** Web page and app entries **
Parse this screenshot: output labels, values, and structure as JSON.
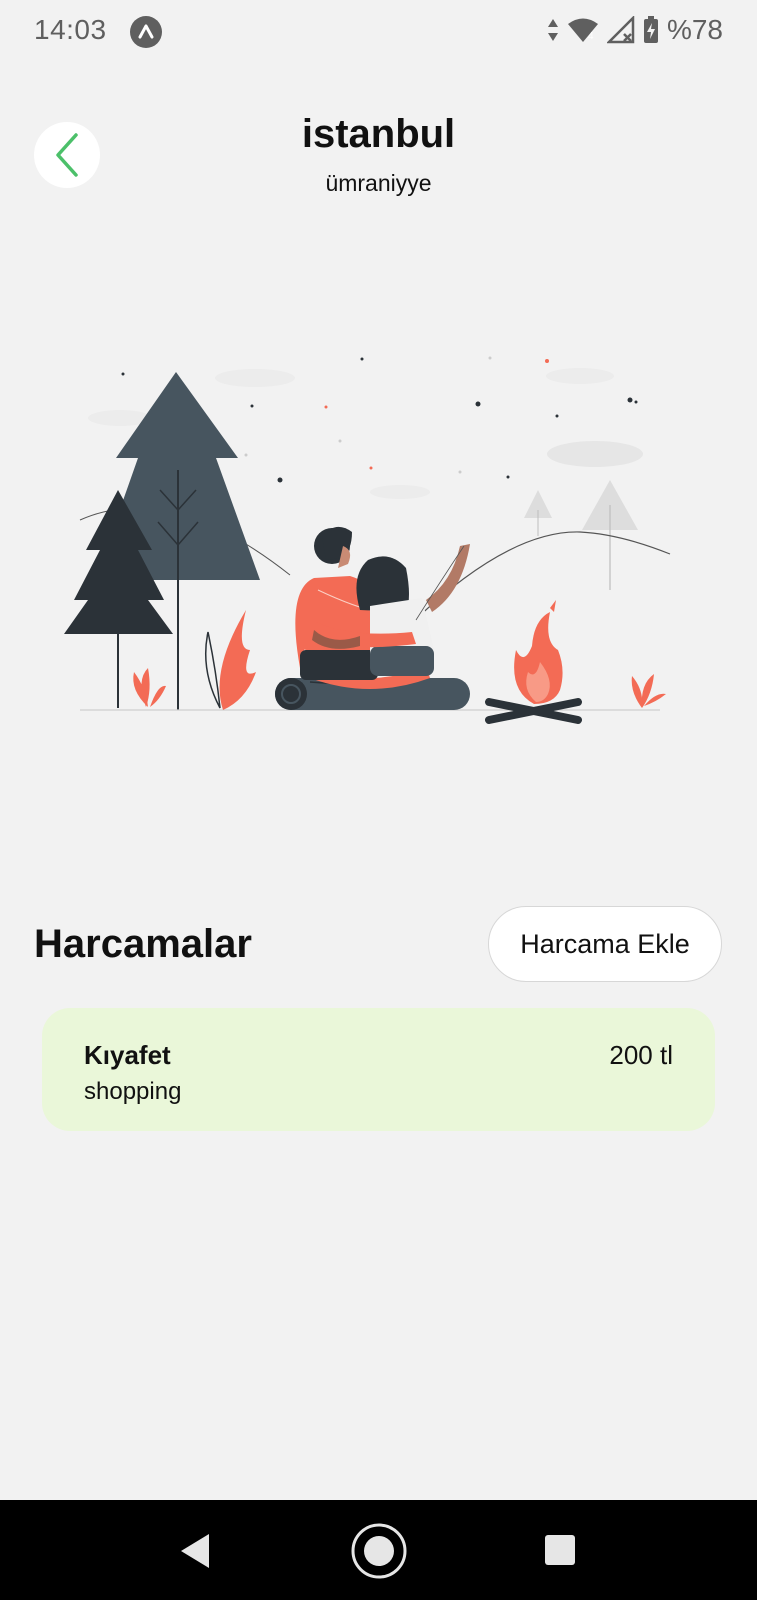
{
  "status_bar": {
    "time": "14:03",
    "battery": "%78",
    "icons": [
      "app-notification-icon",
      "data-arrows-icon",
      "wifi-icon",
      "signal-icon",
      "battery-charging-icon"
    ]
  },
  "header": {
    "back_icon": "chevron-left-icon",
    "title": "istanbul",
    "subtitle": "ümraniyye"
  },
  "expenses": {
    "heading": "Harcamalar",
    "add_button_label": "Harcama Ekle",
    "items": [
      {
        "title": "Kıyafet",
        "category": "shopping",
        "amount": "200 tl"
      }
    ]
  },
  "nav": {
    "icons": [
      "back-triangle-icon",
      "home-circle-icon",
      "recents-square-icon"
    ]
  },
  "colors": {
    "background": "#f2f2f2",
    "accent_green": "#4cc06a",
    "card_background": "#eaf7d9",
    "illustration_orange": "#f36b55",
    "illustration_dark": "#2b3238",
    "illustration_slate": "#47555f",
    "nav_bar": "#000000"
  }
}
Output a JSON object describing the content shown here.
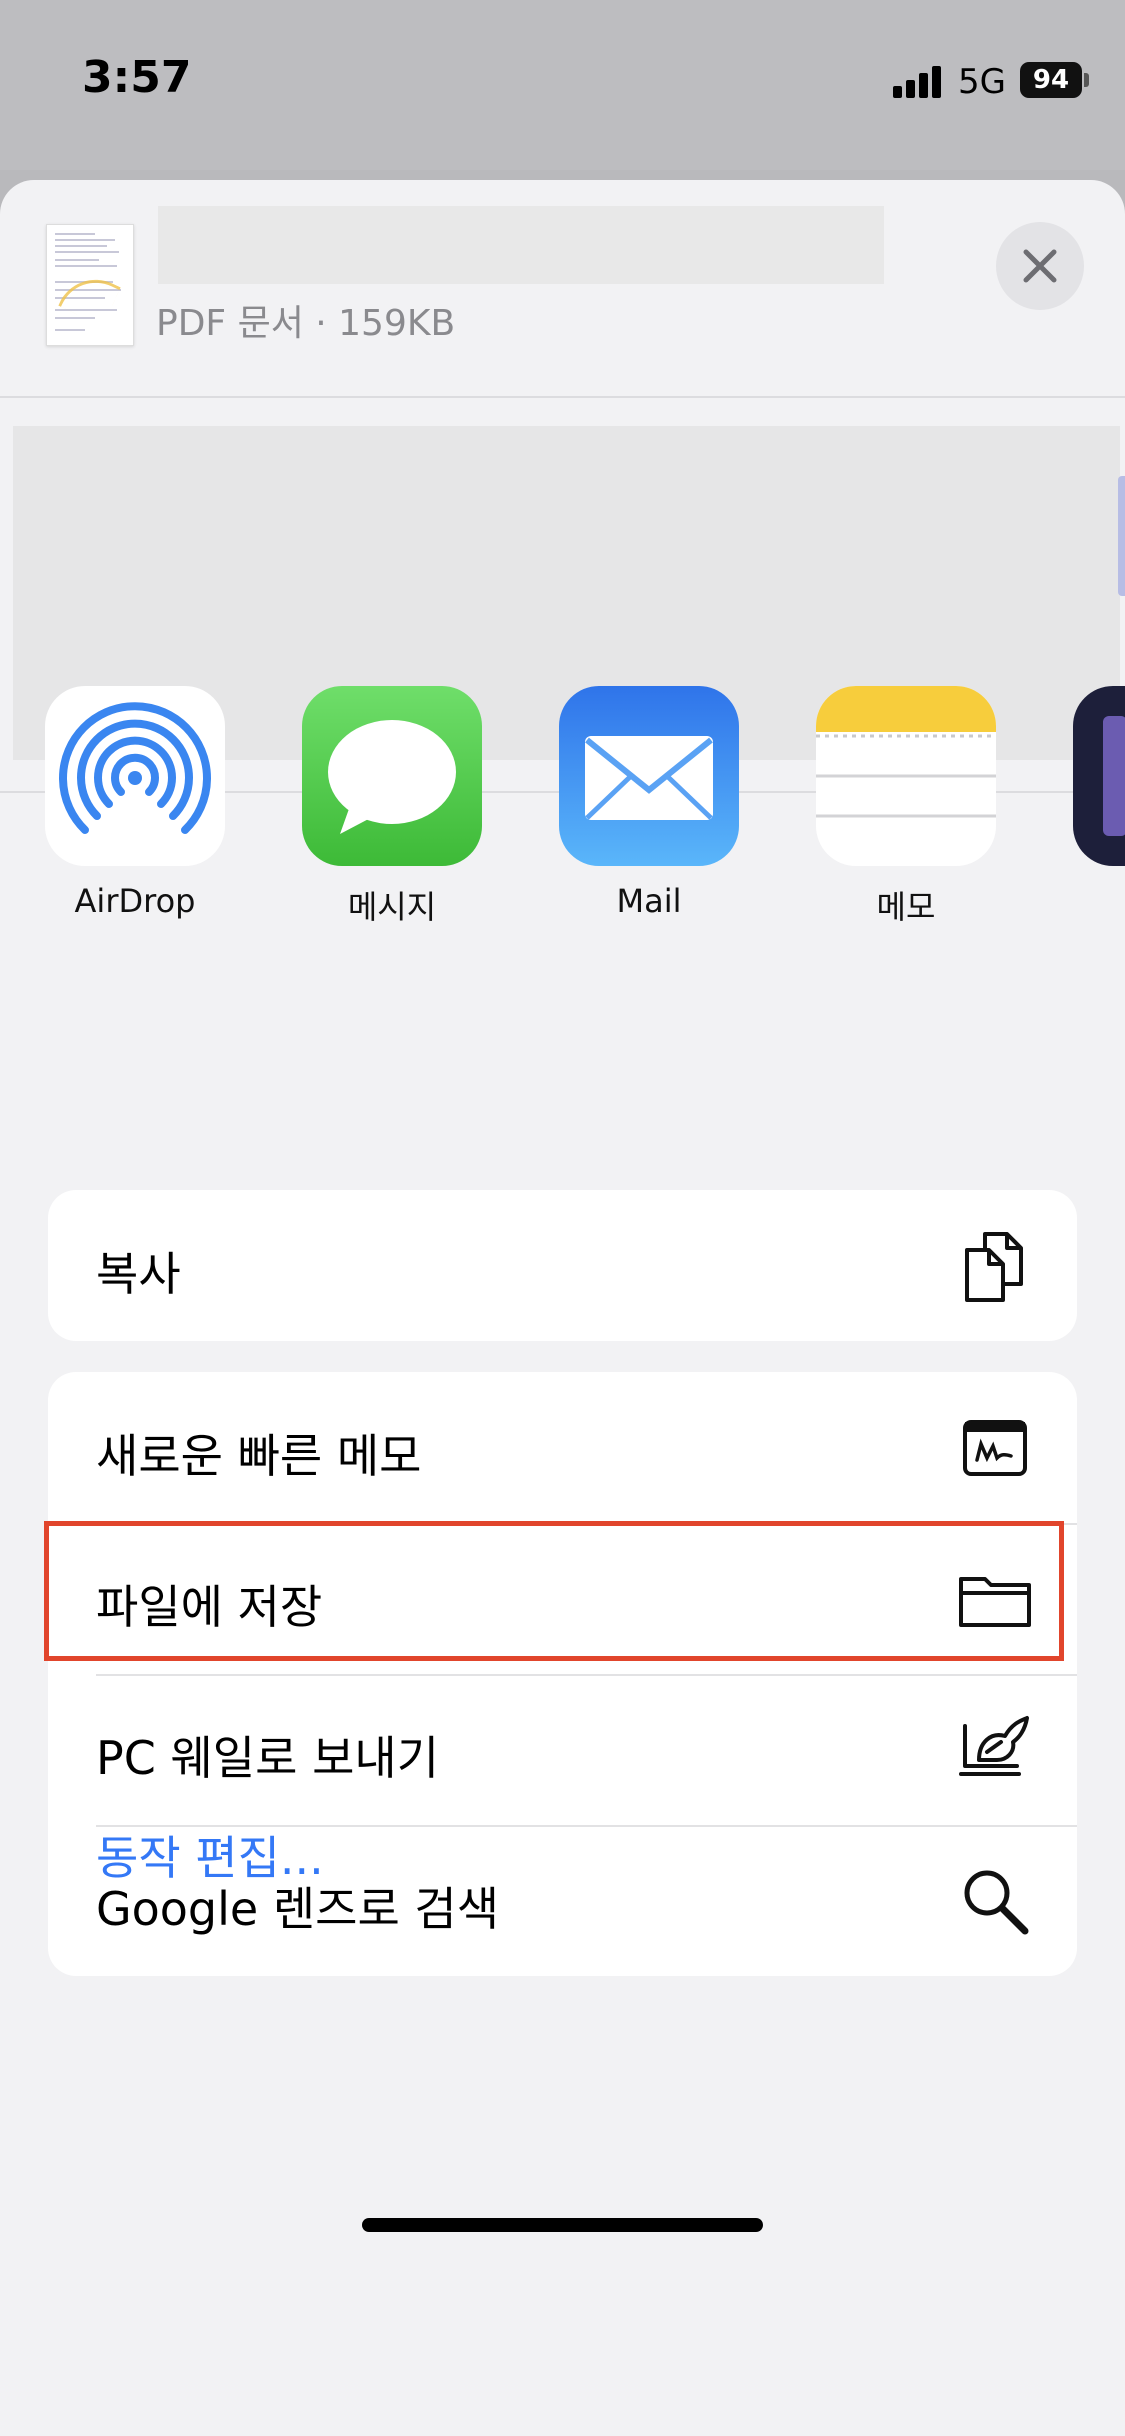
{
  "status_bar": {
    "time": "3:57",
    "network": "5G",
    "battery": "94"
  },
  "share_sheet": {
    "file_subtitle": "PDF 문서 · 159KB",
    "close_icon": "xmark-icon"
  },
  "apps": [
    {
      "label": "AirDrop",
      "icon": "airdrop-icon"
    },
    {
      "label": "메시지",
      "icon": "messages-icon"
    },
    {
      "label": "Mail",
      "icon": "mail-icon"
    },
    {
      "label": "메모",
      "icon": "notes-icon"
    }
  ],
  "actions": {
    "copy": {
      "label": "복사",
      "icon": "copy-icon"
    },
    "quick_note": {
      "label": "새로운 빠른 메모",
      "icon": "quick-note-icon"
    },
    "save_to_files": {
      "label": "파일에 저장",
      "icon": "folder-icon"
    },
    "pc_whale": {
      "label": "PC 웨일로 보내기",
      "icon": "whale-icon"
    },
    "google_lens": {
      "label": "Google 렌즈로 검색",
      "icon": "magnifier-icon"
    }
  },
  "edit_actions_label": "동작 편집...",
  "colors": {
    "link": "#3478f6",
    "highlight": "#e1452c"
  }
}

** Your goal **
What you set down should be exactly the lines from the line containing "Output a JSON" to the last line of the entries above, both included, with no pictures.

** Your solution **
Output a JSON object describing the content shown here.
{
  "status_bar": {
    "time": "3:57",
    "network": "5G",
    "battery": "94"
  },
  "share_sheet": {
    "file_subtitle": "PDF 문서 · 159KB",
    "close_icon": "xmark-icon"
  },
  "apps": [
    {
      "label": "AirDrop",
      "icon": "airdrop-icon"
    },
    {
      "label": "메시지",
      "icon": "messages-icon"
    },
    {
      "label": "Mail",
      "icon": "mail-icon"
    },
    {
      "label": "메모",
      "icon": "notes-icon"
    }
  ],
  "actions": {
    "copy": {
      "label": "복사",
      "icon": "copy-icon"
    },
    "quick_note": {
      "label": "새로운 빠른 메모",
      "icon": "quick-note-icon"
    },
    "save_to_files": {
      "label": "파일에 저장",
      "icon": "folder-icon"
    },
    "pc_whale": {
      "label": "PC 웨일로 보내기",
      "icon": "whale-icon"
    },
    "google_lens": {
      "label": "Google 렌즈로 검색",
      "icon": "magnifier-icon"
    }
  },
  "edit_actions_label": "동작 편집...",
  "colors": {
    "link": "#3478f6",
    "highlight": "#e1452c"
  }
}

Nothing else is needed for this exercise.